Living alone can be one of the hardest things to do as a senior. After spending so much time with your family and friends throughout your life, being on your own can feel lonely. It’s hard to imagine how you could ever feel isolated when you’ve had so many people in your life for such a long time. But, as the end of your stay at home draws near and you prepare for the next chapter in your life by moving out, it can be even harder than before. There are many reasons why seniors might find themselves feeling lonely as they get older.
Lack of Diverse Social Networks
Many seniors find themselves alone because of the lack of diverse social networks in their lives. People in their younger years may have had many different relationships, from work colleagues to family members, all of whom they had some kind of connection. But, as you get older you are more likely to have fewer and fewer people in your life who you have any kind of connection with. For people who aren’t close to anyone else in their lives, the situation can seem almost hopeless. Even if you do have a few people you are close to, they may not be people who can help you socialize or find things to do with them regularly. This can leave you feeling even more isolated.
Fewer Connections to Make
While social isolation can lead many seniors to feel lonely, it can also make it harder to find the friends you have. When you have fewer connections in your life, it can be harder to find the time and energy to maintain the ones you have. Furthermore, if you never got used to the idea of being close to other people as a child, you are more likely to have a hard time adjusting to the idea of having a friend as an adult. Those who have spent most of their lives feeling like an outsider may find it hard to make friends once they’ve entered their senior years. Many seniors find that their friends are either too busy or too tired to make time for them anymore. This can leave them feeling rejected or isolated.
Lack Of Meaningful Activities
If you were never one for socializing or found it difficult to make friends, it may not occur to you how lonely you could be. As you age and become more independent, it’s also more likely that you will start to experience health problems and be less able to participate in the same kinds of activities you did when you were younger. Some activities may become difficult or even dangerous due to your health, while others simply become less interesting. While you may have enjoyed the same things when you were younger, at the time they may have been your only options. Now, with fewer options available to you, they may not seem so exciting anymore.
Loneliness From Emotional Deprivation
While it may seem like the right thing to do to get closer to family and friends when you are older, more often than not this can be the cause of much sadness. Having fewer people in your life who you feel comfortable expressing your emotions with can mean that you feel much more lonely than you would if you had the same amount of support as before. Many seniors avoid talking about their feelings with their loved ones for fear of upsetting them and making themselves feel even sadder. This can leave you feeling trapped and unable to express your true feelings or needs.
When social isolation is also accompanied by limited physical activity, it can be easy to feel lonely even when you have many friends and family members around you. Many seniors find that, as they get older, they are less physically capable than they were when they were younger.
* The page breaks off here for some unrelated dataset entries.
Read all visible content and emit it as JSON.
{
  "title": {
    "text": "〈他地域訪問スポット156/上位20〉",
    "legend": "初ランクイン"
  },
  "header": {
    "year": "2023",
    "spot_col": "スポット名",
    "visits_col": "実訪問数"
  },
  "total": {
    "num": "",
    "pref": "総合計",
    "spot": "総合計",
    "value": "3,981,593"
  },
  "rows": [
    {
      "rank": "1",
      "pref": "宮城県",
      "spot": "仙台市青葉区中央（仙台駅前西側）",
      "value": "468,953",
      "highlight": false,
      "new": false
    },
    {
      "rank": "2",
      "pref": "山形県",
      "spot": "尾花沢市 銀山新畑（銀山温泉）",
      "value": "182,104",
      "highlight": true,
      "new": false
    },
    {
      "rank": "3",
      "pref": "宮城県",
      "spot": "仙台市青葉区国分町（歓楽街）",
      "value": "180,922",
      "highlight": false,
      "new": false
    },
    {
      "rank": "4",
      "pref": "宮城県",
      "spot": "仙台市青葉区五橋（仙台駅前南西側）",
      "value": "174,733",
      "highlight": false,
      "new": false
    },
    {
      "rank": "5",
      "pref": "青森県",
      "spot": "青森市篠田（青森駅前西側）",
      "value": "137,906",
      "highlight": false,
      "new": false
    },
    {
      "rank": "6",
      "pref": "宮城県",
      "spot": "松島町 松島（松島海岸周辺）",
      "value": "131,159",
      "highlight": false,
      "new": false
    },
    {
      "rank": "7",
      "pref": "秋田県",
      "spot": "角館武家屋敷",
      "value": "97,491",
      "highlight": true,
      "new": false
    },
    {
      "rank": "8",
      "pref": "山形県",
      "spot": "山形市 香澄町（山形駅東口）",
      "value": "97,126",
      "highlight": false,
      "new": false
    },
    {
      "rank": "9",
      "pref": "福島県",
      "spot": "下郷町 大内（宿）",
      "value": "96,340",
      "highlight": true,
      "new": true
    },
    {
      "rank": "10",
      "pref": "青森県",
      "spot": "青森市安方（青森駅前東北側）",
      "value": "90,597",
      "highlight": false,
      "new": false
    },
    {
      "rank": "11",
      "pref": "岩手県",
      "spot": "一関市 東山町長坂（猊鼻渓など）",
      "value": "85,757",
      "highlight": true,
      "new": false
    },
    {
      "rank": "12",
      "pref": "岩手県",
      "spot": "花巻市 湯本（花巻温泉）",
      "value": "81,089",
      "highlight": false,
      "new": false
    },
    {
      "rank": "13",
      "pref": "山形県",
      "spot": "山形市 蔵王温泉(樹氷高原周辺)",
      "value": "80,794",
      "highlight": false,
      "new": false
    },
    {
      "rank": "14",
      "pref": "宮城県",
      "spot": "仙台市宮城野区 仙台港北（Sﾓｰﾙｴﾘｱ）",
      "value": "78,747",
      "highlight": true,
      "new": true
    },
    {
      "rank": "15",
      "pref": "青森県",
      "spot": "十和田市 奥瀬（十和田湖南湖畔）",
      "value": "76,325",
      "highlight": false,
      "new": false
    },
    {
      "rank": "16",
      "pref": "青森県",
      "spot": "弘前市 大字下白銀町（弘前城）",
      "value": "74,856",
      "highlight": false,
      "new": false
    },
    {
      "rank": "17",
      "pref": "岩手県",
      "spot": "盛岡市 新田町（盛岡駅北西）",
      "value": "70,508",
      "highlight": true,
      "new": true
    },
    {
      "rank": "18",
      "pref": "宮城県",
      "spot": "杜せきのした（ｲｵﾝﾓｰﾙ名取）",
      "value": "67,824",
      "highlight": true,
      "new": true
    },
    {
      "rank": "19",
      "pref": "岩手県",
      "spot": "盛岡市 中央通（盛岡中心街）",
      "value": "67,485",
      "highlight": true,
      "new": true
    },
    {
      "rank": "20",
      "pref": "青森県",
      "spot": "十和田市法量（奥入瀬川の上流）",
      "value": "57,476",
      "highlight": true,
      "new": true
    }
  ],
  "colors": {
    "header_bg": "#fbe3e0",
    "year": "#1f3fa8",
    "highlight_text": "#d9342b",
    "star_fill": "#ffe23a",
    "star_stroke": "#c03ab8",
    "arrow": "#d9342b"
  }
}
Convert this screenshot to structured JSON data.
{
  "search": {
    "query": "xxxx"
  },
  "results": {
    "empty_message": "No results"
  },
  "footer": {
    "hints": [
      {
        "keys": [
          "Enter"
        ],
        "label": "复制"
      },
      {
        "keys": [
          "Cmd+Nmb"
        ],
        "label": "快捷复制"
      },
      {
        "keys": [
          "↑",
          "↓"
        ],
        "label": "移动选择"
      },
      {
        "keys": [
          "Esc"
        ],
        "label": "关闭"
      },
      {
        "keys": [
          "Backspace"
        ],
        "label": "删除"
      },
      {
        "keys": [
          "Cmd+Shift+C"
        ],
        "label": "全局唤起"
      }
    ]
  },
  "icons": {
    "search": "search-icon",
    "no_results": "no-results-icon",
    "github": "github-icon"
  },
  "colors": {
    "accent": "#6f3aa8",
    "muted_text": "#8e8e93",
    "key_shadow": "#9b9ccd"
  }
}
This makes it harder to get involved in the same activities that you used to enjoy, leaving you feeling less able to connect with your friends than before. Those who are both physically and socially isolated are at a much greater risk of loneliness than others.
Burden of Caregivers
While your adult children must move out and live their own lives, it can be hard to let go of the connection you feel to them while they are still in your life. When you feel responsible for supporting your children financially, emotionally, or both, it can be hard to let them go once they have become fully independent. Many seniors find that their children have become independent and are now fully responsible for providing for themselves. This can leave them feeling like their needs or the needs of their loved ones are not as important as they once were. This can cause a lot of problems in many ways.
Understanding the Cause and Finding Solutions
Loneliness is often a sign that something is wrong with your life. While it’s important to remember that it is not your fault, it’s also important to realize that it can be fixed. It’s important to try and understand why you are feeling lonely and come up with some solutions for how you can fix it. If you are in a social isolation situation, try putting yourself out there a little bit more to meet new people and make new connections. If you are physically isolated, try to get involved in social activities again. If you are emotionally isolated, try to talk about how you feel with your loved ones. If you are lonely because of a burden of care situation, try to get some help from your family or friends to make your life a little easier.
Living alone can be lonely, but there are ways to make it a little less so. Here are a few things you can do to make the experience a little less lonely. – Stay in touch with your family and friends, especially if they are also seniors. You might not have as many friends or family in your younger years, but they will still be there for you when you need them. – Try making new friends. There are many different groups you can join that are open to people of all ages, so you can meet new people and make new connections. – Look for activities that are open to people of all ages, so you can participate in the same activities you used to enjoy around your age group.